Deep brain stimulation is a hot topic in device circles, particularly with its promise for treating such neurological conditions as Parkinson's disease and depression. Switzerland's Aleva Neurotherapeutics is looking to make a splash with its own next-generation implants for DBS, and it has just scored 4 million Swiss francs ($4.4 million) in Series B to advance the clinical development of its products.
Lead investor Banexi Ventures Partners joined the round with private investors and existing institutional investors BioMedInvest AG, BB Biotech Ventures III and Initiative Capital Romandie.
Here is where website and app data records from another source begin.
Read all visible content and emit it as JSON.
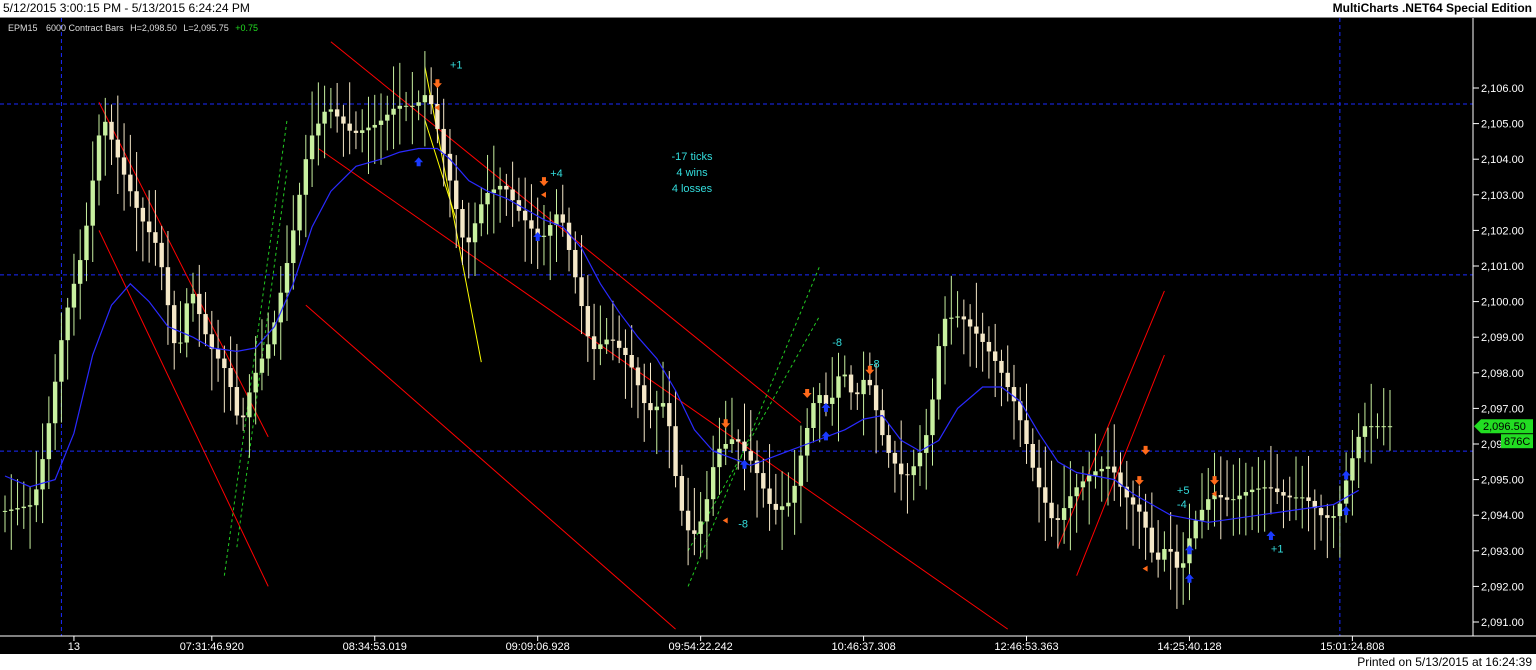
{
  "window": {
    "range_text": "5/12/2015 3:00:15 PM - 5/13/2015 6:24:24 PM",
    "edition_text": "MultiCharts .NET64 Special Edition",
    "printed_text": "Printed on 5/13/2015 at 16:24:39"
  },
  "colors": {
    "background": "#000000",
    "bar": "#f5e8c8",
    "bar_bull": "#c8f0a0",
    "moving_average": "#2a2aff",
    "channel": "#ff0000",
    "trend_dashed": "#22cc22",
    "trend_yellow": "#ffff00",
    "annotation": "#33dddd",
    "sell_arrow": "#ff6a1a",
    "buy_arrow": "#1a3aff",
    "price_tag": "#22dd22",
    "grid_dashed": "#1a2aff"
  },
  "chart_data": {
    "type": "candlestick",
    "header": {
      "symbol": "EPM15",
      "bars": "6000 Contract Bars",
      "high": "H=2,098.50",
      "low": "L=2,095.75",
      "change": "+0.75"
    },
    "y_axis": {
      "ylim": [
        2090.75,
        2107.7
      ],
      "ticks": [
        "2,106.00",
        "2,105.00",
        "2,104.00",
        "2,103.00",
        "2,102.00",
        "2,101.00",
        "2,100.00",
        "2,099.00",
        "2,098.00",
        "2,097.00",
        "2,096.00",
        "2,095.00",
        "2,094.00",
        "2,093.00",
        "2,092.00",
        "2,091.00"
      ],
      "last_price_label": "2,096.50",
      "last_price": 2096.5,
      "volume_label": "876C"
    },
    "x_axis": {
      "ticks": [
        {
          "label": "13",
          "bar": 11
        },
        {
          "label": "07:31:46.920",
          "bar": 33
        },
        {
          "label": "08:34:53.019",
          "bar": 59
        },
        {
          "label": "09:09:06.928",
          "bar": 85
        },
        {
          "label": "09:54:22.242",
          "bar": 111
        },
        {
          "label": "10:46:37.308",
          "bar": 137
        },
        {
          "label": "12:46:53.363",
          "bar": 163
        },
        {
          "label": "14:25:40.128",
          "bar": 189
        },
        {
          "label": "15:01:24.808",
          "bar": 215
        }
      ]
    },
    "bar_count": 222,
    "close_path": [
      [
        0,
        2094.1
      ],
      [
        5,
        2094.3
      ],
      [
        7,
        2096.0
      ],
      [
        10,
        2099.5
      ],
      [
        13,
        2101.5
      ],
      [
        16,
        2105.3
      ],
      [
        19,
        2103.8
      ],
      [
        22,
        2102.4
      ],
      [
        25,
        2101.5
      ],
      [
        28,
        2098.3
      ],
      [
        30,
        2100.5
      ],
      [
        33,
        2098.8
      ],
      [
        36,
        2098.0
      ],
      [
        38,
        2096.4
      ],
      [
        40,
        2097.8
      ],
      [
        43,
        2099.0
      ],
      [
        46,
        2101.5
      ],
      [
        49,
        2104.5
      ],
      [
        52,
        2105.5
      ],
      [
        56,
        2104.7
      ],
      [
        60,
        2105.0
      ],
      [
        63,
        2105.5
      ],
      [
        66,
        2105.5
      ],
      [
        68,
        2105.9
      ],
      [
        71,
        2103.8
      ],
      [
        74,
        2101.4
      ],
      [
        77,
        2103.0
      ],
      [
        80,
        2103.3
      ],
      [
        83,
        2102.4
      ],
      [
        86,
        2101.7
      ],
      [
        89,
        2102.6
      ],
      [
        92,
        2100.3
      ],
      [
        94,
        2098.6
      ],
      [
        97,
        2099.0
      ],
      [
        100,
        2098.4
      ],
      [
        103,
        2096.9
      ],
      [
        106,
        2097.2
      ],
      [
        108,
        2094.4
      ],
      [
        110,
        2093.3
      ],
      [
        112,
        2094.0
      ],
      [
        114,
        2095.8
      ],
      [
        117,
        2096.2
      ],
      [
        120,
        2095.4
      ],
      [
        123,
        2094.1
      ],
      [
        126,
        2094.4
      ],
      [
        128,
        2096.1
      ],
      [
        130,
        2097.5
      ],
      [
        132,
        2097.0
      ],
      [
        134,
        2098.2
      ],
      [
        136,
        2097.2
      ],
      [
        138,
        2098.0
      ],
      [
        141,
        2095.9
      ],
      [
        144,
        2095.0
      ],
      [
        146,
        2095.5
      ],
      [
        148,
        2096.5
      ],
      [
        150,
        2099.5
      ],
      [
        153,
        2099.6
      ],
      [
        156,
        2099.0
      ],
      [
        159,
        2098.2
      ],
      [
        162,
        2097.0
      ],
      [
        165,
        2095.0
      ],
      [
        168,
        2093.7
      ],
      [
        171,
        2094.7
      ],
      [
        174,
        2095.2
      ],
      [
        177,
        2095.4
      ],
      [
        179,
        2094.6
      ],
      [
        182,
        2094.0
      ],
      [
        184,
        2092.6
      ],
      [
        186,
        2093.2
      ],
      [
        188,
        2092.3
      ],
      [
        190,
        2093.7
      ],
      [
        193,
        2094.6
      ],
      [
        196,
        2094.4
      ],
      [
        199,
        2094.7
      ],
      [
        202,
        2094.8
      ],
      [
        205,
        2094.5
      ],
      [
        208,
        2094.5
      ],
      [
        211,
        2093.9
      ],
      [
        213,
        2094.0
      ],
      [
        215,
        2095.3
      ],
      [
        217,
        2096.5
      ]
    ],
    "moving_average_path": [
      [
        0,
        2095.1
      ],
      [
        4,
        2094.8
      ],
      [
        8,
        2095.0
      ],
      [
        11,
        2096.3
      ],
      [
        14,
        2098.5
      ],
      [
        17,
        2099.9
      ],
      [
        20,
        2100.5
      ],
      [
        23,
        2100.0
      ],
      [
        26,
        2099.3
      ],
      [
        30,
        2099.0
      ],
      [
        33,
        2098.7
      ],
      [
        37,
        2098.6
      ],
      [
        40,
        2098.7
      ],
      [
        43,
        2099.3
      ],
      [
        46,
        2100.5
      ],
      [
        49,
        2102.1
      ],
      [
        52,
        2103.1
      ],
      [
        56,
        2103.8
      ],
      [
        60,
        2104.0
      ],
      [
        63,
        2104.2
      ],
      [
        66,
        2104.3
      ],
      [
        69,
        2104.3
      ],
      [
        71,
        2104.0
      ],
      [
        74,
        2103.4
      ],
      [
        77,
        2103.1
      ],
      [
        80,
        2102.9
      ],
      [
        83,
        2102.6
      ],
      [
        86,
        2102.3
      ],
      [
        89,
        2102.1
      ],
      [
        92,
        2101.5
      ],
      [
        95,
        2100.5
      ],
      [
        98,
        2099.7
      ],
      [
        101,
        2099.0
      ],
      [
        104,
        2098.4
      ],
      [
        107,
        2097.5
      ],
      [
        110,
        2096.4
      ],
      [
        113,
        2095.8
      ],
      [
        116,
        2095.6
      ],
      [
        119,
        2095.4
      ],
      [
        122,
        2095.6
      ],
      [
        125,
        2095.8
      ],
      [
        128,
        2096.0
      ],
      [
        131,
        2096.2
      ],
      [
        134,
        2096.4
      ],
      [
        137,
        2096.7
      ],
      [
        140,
        2096.8
      ],
      [
        143,
        2096.1
      ],
      [
        146,
        2095.8
      ],
      [
        149,
        2096.1
      ],
      [
        152,
        2097.0
      ],
      [
        156,
        2097.6
      ],
      [
        159,
        2097.6
      ],
      [
        162,
        2097.2
      ],
      [
        165,
        2096.3
      ],
      [
        168,
        2095.5
      ],
      [
        171,
        2095.2
      ],
      [
        174,
        2095.1
      ],
      [
        177,
        2095.0
      ],
      [
        180,
        2094.6
      ],
      [
        183,
        2094.3
      ],
      [
        186,
        2094.0
      ],
      [
        189,
        2093.9
      ],
      [
        192,
        2093.8
      ],
      [
        196,
        2093.9
      ],
      [
        200,
        2094.0
      ],
      [
        204,
        2094.1
      ],
      [
        208,
        2094.2
      ],
      [
        212,
        2094.3
      ],
      [
        216,
        2094.7
      ]
    ],
    "horizontal_levels": [
      2105.55,
      2100.75,
      2095.8
    ],
    "vertical_markers_bars": [
      9,
      213
    ],
    "channels": [
      {
        "color": "red",
        "lines": [
          [
            [
              15,
              2105.6
            ],
            [
              42,
              2096.2
            ]
          ],
          [
            [
              15,
              2102.0
            ],
            [
              42,
              2092.0
            ]
          ]
        ]
      },
      {
        "color": "red",
        "lines": [
          [
            [
              52,
              2107.3
            ],
            [
              127,
              2096.6
            ]
          ],
          [
            [
              50,
              2104.3
            ],
            [
              160,
              2090.8
            ]
          ],
          [
            [
              48,
              2099.9
            ],
            [
              107,
              2090.8
            ]
          ]
        ]
      },
      {
        "color": "red",
        "lines": [
          [
            [
              168,
              2093.1
            ],
            [
              185,
              2100.3
            ]
          ],
          [
            [
              171,
              2092.3
            ],
            [
              185,
              2098.5
            ]
          ]
        ]
      },
      {
        "color": "yellow",
        "lines": [
          [
            [
              67,
              2106.6
            ],
            [
              76,
              2098.3
            ]
          ],
          [
            [
              67,
              2105.1
            ],
            [
              72,
              2102.3
            ]
          ]
        ]
      },
      {
        "color": "green-dashed",
        "lines": [
          [
            [
              35,
              2092.3
            ],
            [
              45,
              2105.1
            ]
          ],
          [
            [
              37,
              2093.1
            ],
            [
              45,
              2103.7
            ]
          ],
          [
            [
              109,
              2092.0
            ],
            [
              130,
              2101.0
            ]
          ],
          [
            [
              109,
              2093.0
            ],
            [
              130,
              2099.6
            ]
          ]
        ]
      }
    ],
    "sell_signals": [
      [
        69,
        2106.05
      ],
      [
        86,
        2103.3
      ],
      [
        115,
        2096.5
      ],
      [
        128,
        2097.35
      ],
      [
        138,
        2098.0
      ],
      [
        182,
        2095.75
      ],
      [
        181,
        2094.9
      ],
      [
        193,
        2094.9
      ]
    ],
    "buy_signals": [
      [
        66,
        2104.0
      ],
      [
        85,
        2101.9
      ],
      [
        118,
        2095.5
      ],
      [
        131,
        2097.1
      ],
      [
        131,
        2096.3
      ],
      [
        189,
        2093.1
      ],
      [
        189,
        2092.3
      ],
      [
        202,
        2093.5
      ],
      [
        214,
        2095.2
      ],
      [
        214,
        2094.2
      ]
    ],
    "exit_markers": [
      [
        69,
        2105.45
      ],
      [
        115,
        2093.85
      ],
      [
        86,
        2103.0
      ],
      [
        193,
        2094.6
      ],
      [
        182,
        2092.5
      ]
    ],
    "annotations": [
      {
        "text": "+1",
        "bar": 71,
        "price": 2106.55
      },
      {
        "text": "+4",
        "bar": 87,
        "price": 2103.5
      },
      {
        "text": "-8",
        "bar": 117,
        "price": 2093.65
      },
      {
        "text": "-8",
        "bar": 132,
        "price": 2098.75
      },
      {
        "text": "-8",
        "bar": 138,
        "price": 2098.15
      },
      {
        "text": "+5",
        "bar": 187,
        "price": 2094.6
      },
      {
        "text": "-4",
        "bar": 187,
        "price": 2094.2
      },
      {
        "text": "+1",
        "bar": 202,
        "price": 2092.95
      }
    ],
    "summary": {
      "lines": [
        "-17 ticks",
        "4 wins",
        "4 losses"
      ],
      "bar": 108,
      "price": 2104.0
    }
  }
}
The company says it will use the proceeds to advance its neurostimulation products through clinical development up to CE marking. Its products are based on its proprietary microDBS technology, and it is initially targeting the growing population of patients with Parkinson's disease, essential tremor and dystonia. Alzheimer's disease and dementia also could be future disease targets.
The company, of course, is welcoming the cash infusion with open arms. "We are very pleased to have closed a Series B financing round only a few months after our initial financing and to have established a strong consortium of leading private equity investors in the healthcare field," Aleva CEO Jean-Pierre Rosat said in a statement.
According to its website, Aleva is developing three brain stimulating products: directSTIM, which is slated to improve currently available DBS procedures by reducing surgery times, side effects and re-operations; spiderSTIM, which the company hopes could eventually tackle such indications as post-traumatic stress disorders; and cortiSTIM, an implant for highly localized cortical stimulation that could possibly be used to treat essential tremors.
DBS has been shown to help patients with intractable Parkinson's or other movement disorders. But big names, including Medtronic ($MDT) and St. Jude Medical ($STJ), have looked at the pacemaker-like devices to treat psychiatric diseases like depression, obsessive compulsive disorder and Tourette's syndrome.
Recently, researchers from the Bonn University Medical Center in Germany announced that they had determined that brain pacemakers provide a long-term effect in severely depressed patients. Data from a study of 11 subjects over a two- to 5-year period showed that half of the patients experienced a reduction in symptoms of more than 50%.
"Research is still needed in this area," explained the university's Thomas Schläpfer. However, the DBS method may signify hope for people who suffer from the most severe forms of depression.
- see the Aleva release
- learn more about the German study